*EXERCISE OBJECTIVE*. Set out each line from the following listing that includes the word "luovuttaa".
BEGIN DATA FOR THIS TASK
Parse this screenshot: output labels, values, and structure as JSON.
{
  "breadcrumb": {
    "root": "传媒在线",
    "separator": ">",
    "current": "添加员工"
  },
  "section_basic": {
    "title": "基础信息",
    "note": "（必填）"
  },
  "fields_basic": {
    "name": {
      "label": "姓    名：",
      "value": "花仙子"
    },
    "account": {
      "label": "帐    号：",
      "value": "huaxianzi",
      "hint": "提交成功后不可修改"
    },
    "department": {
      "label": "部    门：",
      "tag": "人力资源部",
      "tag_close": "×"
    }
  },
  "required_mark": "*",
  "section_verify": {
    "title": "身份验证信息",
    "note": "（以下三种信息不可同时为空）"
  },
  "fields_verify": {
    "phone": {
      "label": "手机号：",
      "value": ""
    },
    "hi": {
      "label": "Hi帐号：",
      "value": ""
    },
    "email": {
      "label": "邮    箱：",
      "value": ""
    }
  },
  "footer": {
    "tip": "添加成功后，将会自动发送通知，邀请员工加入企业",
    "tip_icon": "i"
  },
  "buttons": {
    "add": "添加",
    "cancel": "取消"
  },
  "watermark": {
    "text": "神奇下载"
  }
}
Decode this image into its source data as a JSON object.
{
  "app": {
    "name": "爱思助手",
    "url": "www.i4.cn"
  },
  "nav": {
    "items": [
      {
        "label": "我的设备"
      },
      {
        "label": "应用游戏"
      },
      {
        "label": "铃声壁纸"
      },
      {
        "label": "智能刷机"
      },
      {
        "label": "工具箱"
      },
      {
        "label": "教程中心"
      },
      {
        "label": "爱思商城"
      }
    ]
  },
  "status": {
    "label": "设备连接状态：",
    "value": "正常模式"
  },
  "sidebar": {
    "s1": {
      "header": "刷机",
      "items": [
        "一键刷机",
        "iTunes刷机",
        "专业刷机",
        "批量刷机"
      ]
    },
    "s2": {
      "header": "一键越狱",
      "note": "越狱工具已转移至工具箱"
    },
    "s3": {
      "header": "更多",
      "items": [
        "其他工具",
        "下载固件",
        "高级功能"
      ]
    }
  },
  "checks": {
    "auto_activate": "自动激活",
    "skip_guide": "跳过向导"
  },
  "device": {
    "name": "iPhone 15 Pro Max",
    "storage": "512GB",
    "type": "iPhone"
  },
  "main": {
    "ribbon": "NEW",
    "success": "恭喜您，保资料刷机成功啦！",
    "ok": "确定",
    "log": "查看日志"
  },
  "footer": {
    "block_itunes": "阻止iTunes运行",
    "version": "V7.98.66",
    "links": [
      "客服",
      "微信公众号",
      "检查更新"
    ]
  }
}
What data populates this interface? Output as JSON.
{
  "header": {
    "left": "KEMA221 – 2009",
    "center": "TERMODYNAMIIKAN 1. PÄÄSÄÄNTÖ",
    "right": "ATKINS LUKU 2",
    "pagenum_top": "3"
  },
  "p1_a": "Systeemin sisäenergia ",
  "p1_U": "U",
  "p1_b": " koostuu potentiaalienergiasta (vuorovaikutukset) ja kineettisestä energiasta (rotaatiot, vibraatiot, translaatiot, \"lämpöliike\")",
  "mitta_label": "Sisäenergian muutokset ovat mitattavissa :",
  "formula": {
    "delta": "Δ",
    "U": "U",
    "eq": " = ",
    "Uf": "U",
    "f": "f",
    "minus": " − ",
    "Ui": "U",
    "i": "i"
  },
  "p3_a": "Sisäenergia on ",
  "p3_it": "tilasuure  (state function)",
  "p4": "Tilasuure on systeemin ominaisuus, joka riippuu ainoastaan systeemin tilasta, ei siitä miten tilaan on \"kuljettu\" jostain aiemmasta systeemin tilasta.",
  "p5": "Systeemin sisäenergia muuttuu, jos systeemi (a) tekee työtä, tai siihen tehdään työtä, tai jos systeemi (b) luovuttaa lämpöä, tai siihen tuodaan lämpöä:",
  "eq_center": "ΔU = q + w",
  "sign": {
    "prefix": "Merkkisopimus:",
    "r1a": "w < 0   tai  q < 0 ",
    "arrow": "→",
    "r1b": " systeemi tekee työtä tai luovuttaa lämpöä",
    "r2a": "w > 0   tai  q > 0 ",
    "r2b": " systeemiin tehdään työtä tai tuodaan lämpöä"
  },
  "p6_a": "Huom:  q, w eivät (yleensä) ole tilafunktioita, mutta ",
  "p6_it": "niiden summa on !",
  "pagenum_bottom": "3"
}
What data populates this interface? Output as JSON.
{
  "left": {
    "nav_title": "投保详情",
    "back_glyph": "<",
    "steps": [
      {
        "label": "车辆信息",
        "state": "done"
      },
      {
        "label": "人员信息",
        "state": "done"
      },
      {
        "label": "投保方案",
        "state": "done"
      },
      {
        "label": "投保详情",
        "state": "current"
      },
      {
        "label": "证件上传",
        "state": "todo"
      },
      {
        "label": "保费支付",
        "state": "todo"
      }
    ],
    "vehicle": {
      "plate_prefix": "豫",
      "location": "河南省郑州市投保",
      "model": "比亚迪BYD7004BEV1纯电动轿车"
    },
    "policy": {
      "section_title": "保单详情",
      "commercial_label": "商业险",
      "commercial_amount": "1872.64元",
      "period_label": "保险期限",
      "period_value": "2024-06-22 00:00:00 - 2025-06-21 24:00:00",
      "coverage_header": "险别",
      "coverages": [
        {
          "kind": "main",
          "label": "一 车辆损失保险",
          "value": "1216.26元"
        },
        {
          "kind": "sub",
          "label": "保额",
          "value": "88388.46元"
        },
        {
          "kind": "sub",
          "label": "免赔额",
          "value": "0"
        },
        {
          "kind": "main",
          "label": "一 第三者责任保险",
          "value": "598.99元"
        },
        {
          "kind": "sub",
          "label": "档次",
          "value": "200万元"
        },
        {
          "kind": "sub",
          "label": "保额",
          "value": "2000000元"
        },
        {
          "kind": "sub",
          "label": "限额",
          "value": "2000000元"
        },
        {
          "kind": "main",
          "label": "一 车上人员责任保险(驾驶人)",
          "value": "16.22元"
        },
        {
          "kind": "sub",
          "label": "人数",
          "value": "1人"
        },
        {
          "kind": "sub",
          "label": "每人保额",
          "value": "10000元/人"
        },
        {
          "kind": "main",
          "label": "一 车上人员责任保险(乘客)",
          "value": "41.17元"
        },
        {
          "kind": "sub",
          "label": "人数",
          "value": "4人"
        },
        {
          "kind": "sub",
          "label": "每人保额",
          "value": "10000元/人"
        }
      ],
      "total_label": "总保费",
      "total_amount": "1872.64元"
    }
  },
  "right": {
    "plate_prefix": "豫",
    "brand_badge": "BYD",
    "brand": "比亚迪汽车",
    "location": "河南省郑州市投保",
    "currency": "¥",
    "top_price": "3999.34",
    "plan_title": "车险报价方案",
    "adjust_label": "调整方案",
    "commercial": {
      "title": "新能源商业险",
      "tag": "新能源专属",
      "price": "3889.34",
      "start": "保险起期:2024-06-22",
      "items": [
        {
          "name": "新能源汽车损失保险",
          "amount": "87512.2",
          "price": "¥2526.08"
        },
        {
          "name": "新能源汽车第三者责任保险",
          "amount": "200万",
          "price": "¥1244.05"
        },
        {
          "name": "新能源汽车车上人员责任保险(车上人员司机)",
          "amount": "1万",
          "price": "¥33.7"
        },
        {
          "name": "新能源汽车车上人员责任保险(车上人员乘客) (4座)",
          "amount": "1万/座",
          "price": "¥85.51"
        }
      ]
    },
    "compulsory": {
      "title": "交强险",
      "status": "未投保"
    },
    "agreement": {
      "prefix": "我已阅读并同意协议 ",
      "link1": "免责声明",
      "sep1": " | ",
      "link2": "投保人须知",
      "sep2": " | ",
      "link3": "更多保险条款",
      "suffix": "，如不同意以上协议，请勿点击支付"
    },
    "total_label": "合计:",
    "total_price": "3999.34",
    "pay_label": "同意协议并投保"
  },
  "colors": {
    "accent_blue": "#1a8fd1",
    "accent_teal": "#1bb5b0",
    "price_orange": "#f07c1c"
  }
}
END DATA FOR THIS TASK
*OUTPUT OF THE TASK*.
  "p5": "Systeemin sisäenergia muuttuu, jos systeemi (a) tekee työtä, tai siihen tehdään työtä, tai jos systeemi (b) luovuttaa lämpöä, tai siihen tuodaan lämpöä:",
    "r1b": " systeemi tekee työtä tai luovuttaa lämpöä",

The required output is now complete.